The Teacup Inn opened in 1910 in a ground floor shop and basement in Portugal Street off Kingsway, and by 1912, the WSPU occupied Lincoln’s Inn House in nearby Kingsway. Managed and staffed by women, the owners, Mrs Alice Mary Hansell and Miss Marion Shallard, advertised the cafe in ‘Votes For Women’ as "Dainty luncheons and Afternoon teas at moderate charges. Home cookery. Vegeterian dishes and sandwiches. Entirely staffed and managed by women."

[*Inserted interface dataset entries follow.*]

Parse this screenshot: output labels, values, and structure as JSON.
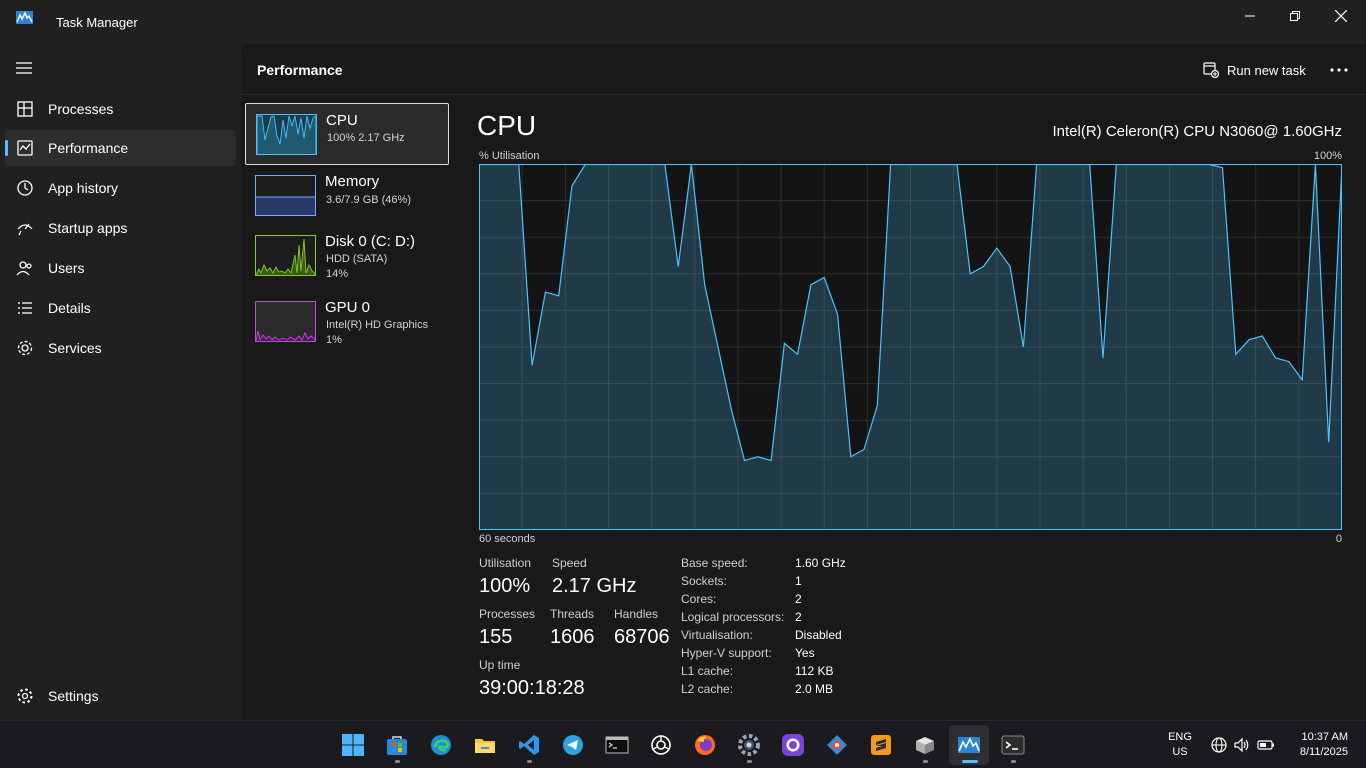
{
  "window": {
    "title": "Task Manager"
  },
  "sidebar": {
    "items": [
      {
        "label": "Processes",
        "icon": "processes-icon"
      },
      {
        "label": "Performance",
        "icon": "performance-icon",
        "active": true
      },
      {
        "label": "App history",
        "icon": "app-history-icon"
      },
      {
        "label": "Startup apps",
        "icon": "startup-apps-icon"
      },
      {
        "label": "Users",
        "icon": "users-icon"
      },
      {
        "label": "Details",
        "icon": "details-icon"
      },
      {
        "label": "Services",
        "icon": "services-icon"
      }
    ],
    "settings_label": "Settings"
  },
  "header": {
    "title": "Performance",
    "run_new_task": "Run new task"
  },
  "resources": [
    {
      "name": "CPU",
      "sub1": "100%  2.17 GHz",
      "sub2": "",
      "color": "#4cc2ff"
    },
    {
      "name": "Memory",
      "sub1": "3.6/7.9 GB (46%)",
      "sub2": "",
      "color": "#7ba7ff"
    },
    {
      "name": "Disk 0 (C: D:)",
      "sub1": "HDD (SATA)",
      "sub2": "14%",
      "color": "#86cc2c"
    },
    {
      "name": "GPU 0",
      "sub1": "Intel(R) HD Graphics",
      "sub2": "1%",
      "color": "#c44ad8"
    }
  ],
  "detail": {
    "title": "CPU",
    "model": "Intel(R) Celeron(R) CPU N3060@ 1.60GHz",
    "y_label": "% Utilisation",
    "y_max_label": "100%",
    "x_left_label": "60 seconds",
    "x_right_label": "0"
  },
  "chart_data": {
    "type": "area",
    "y_unit": "%",
    "ylim": [
      0,
      100
    ],
    "x_span_seconds": 60,
    "points_oldest_to_newest": [
      100,
      100,
      100,
      100,
      45,
      65,
      64,
      94,
      100,
      100,
      100,
      100,
      100,
      100,
      100,
      72,
      100,
      67,
      50,
      33,
      19,
      20,
      19,
      51,
      48,
      67,
      69,
      59,
      20,
      22,
      34,
      100,
      100,
      100,
      100,
      100,
      100,
      70,
      72,
      77,
      72,
      50,
      100,
      100,
      100,
      100,
      100,
      47,
      100,
      100,
      100,
      100,
      100,
      100,
      100,
      100,
      99,
      48,
      52,
      53,
      47,
      46,
      41,
      100,
      24,
      100
    ],
    "grid": true,
    "color": "#4cc2ff"
  },
  "stats": {
    "utilisation": {
      "label": "Utilisation",
      "value": "100%"
    },
    "speed": {
      "label": "Speed",
      "value": "2.17 GHz"
    },
    "processes": {
      "label": "Processes",
      "value": "155"
    },
    "threads": {
      "label": "Threads",
      "value": "1606"
    },
    "handles": {
      "label": "Handles",
      "value": "68706"
    },
    "uptime": {
      "label": "Up time",
      "value": "39:00:18:28"
    }
  },
  "specs": [
    {
      "key": "Base speed:",
      "value": "1.60 GHz"
    },
    {
      "key": "Sockets:",
      "value": "1"
    },
    {
      "key": "Cores:",
      "value": "2"
    },
    {
      "key": "Logical processors:",
      "value": "2"
    },
    {
      "key": "Virtualisation:",
      "value": "Disabled"
    },
    {
      "key": "Hyper-V support:",
      "value": "Yes"
    },
    {
      "key": "L1 cache:",
      "value": "112 KB"
    },
    {
      "key": "L2 cache:",
      "value": "2.0 MB"
    }
  ],
  "taskbar": {
    "apps": [
      "start-icon",
      "store-icon",
      "edge-icon",
      "file-explorer-icon",
      "vscode-icon",
      "telegram-icon",
      "terminal-cmd-icon",
      "chatgpt-icon",
      "firefox-icon",
      "settings-app-icon",
      "github-icon",
      "git-icon",
      "sublime-icon",
      "package-icon",
      "task-manager-icon",
      "windows-terminal-icon"
    ],
    "lang_line1": "ENG",
    "lang_line2": "US",
    "time": "10:37 AM",
    "date": "8/11/2025"
  }
}
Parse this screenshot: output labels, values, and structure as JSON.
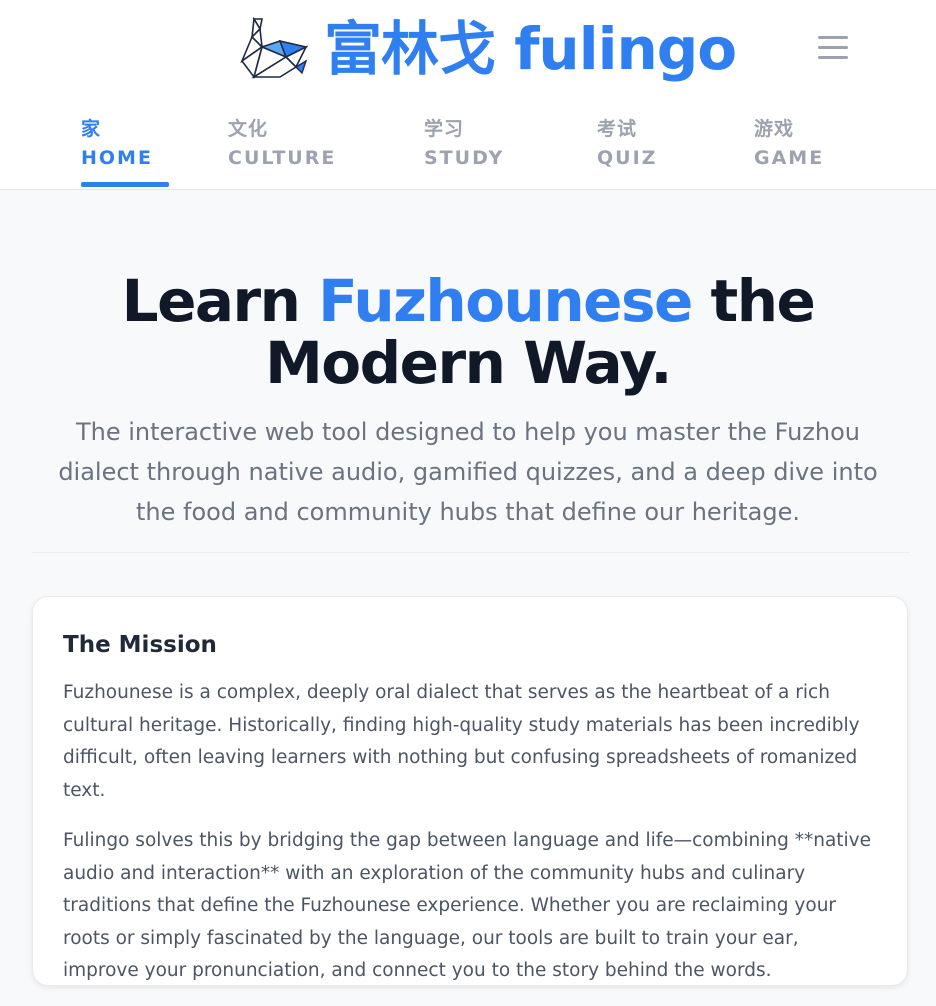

Molinari’s Restaurant at 25 Frith Street, Soho, advertised in The Suffragette magazine, offering to donate 5% of their takings to the cause for customers who wore suffragist badges. In the 1920s the proprietor, Angelo Molinari, was suspected of running a brothel in an upstairs room.

The Criterion Restaurant built in 1874 at Piccadilly Circus, where it still remains, adjoins the theatre. In its Edwardian heyday The Actresses’ Franchise League held its meetings here, convenient to the theatre district.

Eustace Miles Restaurant opened at Chandos Place, Covent Garden in May 1906. A health guru, he ran his establishment with his wife, Hallie as a ‘Food Reform’ restaurant. Ellen Terry’s daughter, Edith Craig, who lived nearby in Bedford Street, sold Votes for Women from a pitch outside the restaurant.

In March 1907, the WSPU chose the Eustace Miles for a breakfast celebrating the release from Holloway of the prisoners arrested as part of the deputation from the first Women’s Parliament. They hired a room for suffragist meetings and by those giving women-related talks. The restaurant flourished during the First World War when meatless cookery became a necessity and the restaurant stayed in business for over 30 years. Especial thanks to online articles of Jane Pettigrew and Elizabeth Crawford for this post and for lots of fascinating information about the suffrage movement and tea rooms, do visit these websites.

Parliament UK


Melissa Marsh said...

What a fascinating history! I had no idea tea shops came into being in such a way. History is always full of surprises. :)

Anita Davison said...

Thanks Melissa, as always, it's a struggle not to overload a novel with the research as I was so fascinated. Love your WWII Blog by the way, it's excellent.